Records from a data collection:
—————

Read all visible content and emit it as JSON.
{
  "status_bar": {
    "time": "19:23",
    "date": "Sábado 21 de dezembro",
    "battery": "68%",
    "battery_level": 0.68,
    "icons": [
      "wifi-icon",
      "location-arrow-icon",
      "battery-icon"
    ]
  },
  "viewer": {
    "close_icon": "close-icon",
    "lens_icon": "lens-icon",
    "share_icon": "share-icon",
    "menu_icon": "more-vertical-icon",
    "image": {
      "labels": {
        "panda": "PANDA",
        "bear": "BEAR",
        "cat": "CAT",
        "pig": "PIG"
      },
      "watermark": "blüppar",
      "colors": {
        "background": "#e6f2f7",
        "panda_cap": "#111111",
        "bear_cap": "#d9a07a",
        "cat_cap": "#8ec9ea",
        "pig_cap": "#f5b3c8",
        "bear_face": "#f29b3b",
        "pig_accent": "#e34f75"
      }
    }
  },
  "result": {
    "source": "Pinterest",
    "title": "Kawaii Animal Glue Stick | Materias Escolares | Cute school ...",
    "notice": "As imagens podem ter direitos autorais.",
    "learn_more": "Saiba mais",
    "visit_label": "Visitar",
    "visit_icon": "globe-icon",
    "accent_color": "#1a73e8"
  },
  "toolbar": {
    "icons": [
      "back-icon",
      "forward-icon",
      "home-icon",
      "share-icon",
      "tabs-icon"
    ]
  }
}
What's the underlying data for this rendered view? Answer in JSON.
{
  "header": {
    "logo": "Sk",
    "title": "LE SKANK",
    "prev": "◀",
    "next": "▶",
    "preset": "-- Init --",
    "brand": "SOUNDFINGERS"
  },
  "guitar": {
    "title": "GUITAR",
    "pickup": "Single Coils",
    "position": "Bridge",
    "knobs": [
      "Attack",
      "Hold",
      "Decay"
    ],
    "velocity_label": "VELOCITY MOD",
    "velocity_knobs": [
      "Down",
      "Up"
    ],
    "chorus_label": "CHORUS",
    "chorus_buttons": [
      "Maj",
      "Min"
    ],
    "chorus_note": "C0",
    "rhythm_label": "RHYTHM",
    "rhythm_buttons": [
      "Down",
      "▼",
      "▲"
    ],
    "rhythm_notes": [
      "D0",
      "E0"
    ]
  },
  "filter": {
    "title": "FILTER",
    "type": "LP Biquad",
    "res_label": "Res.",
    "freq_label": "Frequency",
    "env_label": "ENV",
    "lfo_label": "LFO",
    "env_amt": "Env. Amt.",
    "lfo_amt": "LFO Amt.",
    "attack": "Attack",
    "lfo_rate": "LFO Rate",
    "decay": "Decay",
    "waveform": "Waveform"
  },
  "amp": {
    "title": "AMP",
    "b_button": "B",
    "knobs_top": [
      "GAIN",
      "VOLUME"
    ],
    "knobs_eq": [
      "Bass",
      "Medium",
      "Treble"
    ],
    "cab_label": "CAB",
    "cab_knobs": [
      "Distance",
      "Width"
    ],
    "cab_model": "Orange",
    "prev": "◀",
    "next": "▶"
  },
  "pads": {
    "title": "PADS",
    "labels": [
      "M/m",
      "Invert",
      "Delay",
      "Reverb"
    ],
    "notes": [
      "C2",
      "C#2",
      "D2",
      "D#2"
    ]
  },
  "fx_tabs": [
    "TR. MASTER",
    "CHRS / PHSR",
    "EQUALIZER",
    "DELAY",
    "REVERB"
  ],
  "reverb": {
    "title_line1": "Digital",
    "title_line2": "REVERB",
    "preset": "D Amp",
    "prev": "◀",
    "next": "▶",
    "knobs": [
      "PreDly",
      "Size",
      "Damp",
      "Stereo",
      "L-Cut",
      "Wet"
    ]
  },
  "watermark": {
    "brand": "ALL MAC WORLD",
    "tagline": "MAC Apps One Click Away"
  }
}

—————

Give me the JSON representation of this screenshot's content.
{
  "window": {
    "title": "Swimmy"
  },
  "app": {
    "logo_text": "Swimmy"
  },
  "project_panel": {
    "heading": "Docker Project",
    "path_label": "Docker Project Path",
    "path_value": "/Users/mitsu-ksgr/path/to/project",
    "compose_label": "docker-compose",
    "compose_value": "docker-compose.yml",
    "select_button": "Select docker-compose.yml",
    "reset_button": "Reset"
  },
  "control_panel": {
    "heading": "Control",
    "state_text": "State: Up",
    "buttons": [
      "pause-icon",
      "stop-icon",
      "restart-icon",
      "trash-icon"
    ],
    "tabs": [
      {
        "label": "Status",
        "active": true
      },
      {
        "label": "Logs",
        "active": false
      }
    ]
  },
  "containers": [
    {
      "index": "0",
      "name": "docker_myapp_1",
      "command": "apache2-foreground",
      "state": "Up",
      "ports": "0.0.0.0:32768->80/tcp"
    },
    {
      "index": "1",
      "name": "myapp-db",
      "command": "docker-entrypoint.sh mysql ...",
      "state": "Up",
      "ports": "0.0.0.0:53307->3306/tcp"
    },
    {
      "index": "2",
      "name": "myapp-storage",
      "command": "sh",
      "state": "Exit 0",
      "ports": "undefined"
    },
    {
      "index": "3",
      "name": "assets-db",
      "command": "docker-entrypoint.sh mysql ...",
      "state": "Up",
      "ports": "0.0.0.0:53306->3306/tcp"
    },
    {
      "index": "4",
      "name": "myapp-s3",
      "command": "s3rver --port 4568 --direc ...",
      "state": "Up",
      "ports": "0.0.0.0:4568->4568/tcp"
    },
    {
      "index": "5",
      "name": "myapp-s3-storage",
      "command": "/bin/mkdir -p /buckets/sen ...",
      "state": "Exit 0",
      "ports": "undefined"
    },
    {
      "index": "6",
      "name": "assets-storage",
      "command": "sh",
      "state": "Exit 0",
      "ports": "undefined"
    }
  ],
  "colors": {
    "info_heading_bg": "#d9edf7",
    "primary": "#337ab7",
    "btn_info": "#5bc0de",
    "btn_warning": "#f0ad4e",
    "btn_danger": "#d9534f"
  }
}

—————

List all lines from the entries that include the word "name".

FINISHED EXERCISE:
      "name": "docker_myapp_1",
      "name": "myapp-db",
      "name": "myapp-storage",
      "name": "assets-db",
      "name": "myapp-s3",
      "name": "myapp-s3-storage",
      "name": "assets-storage",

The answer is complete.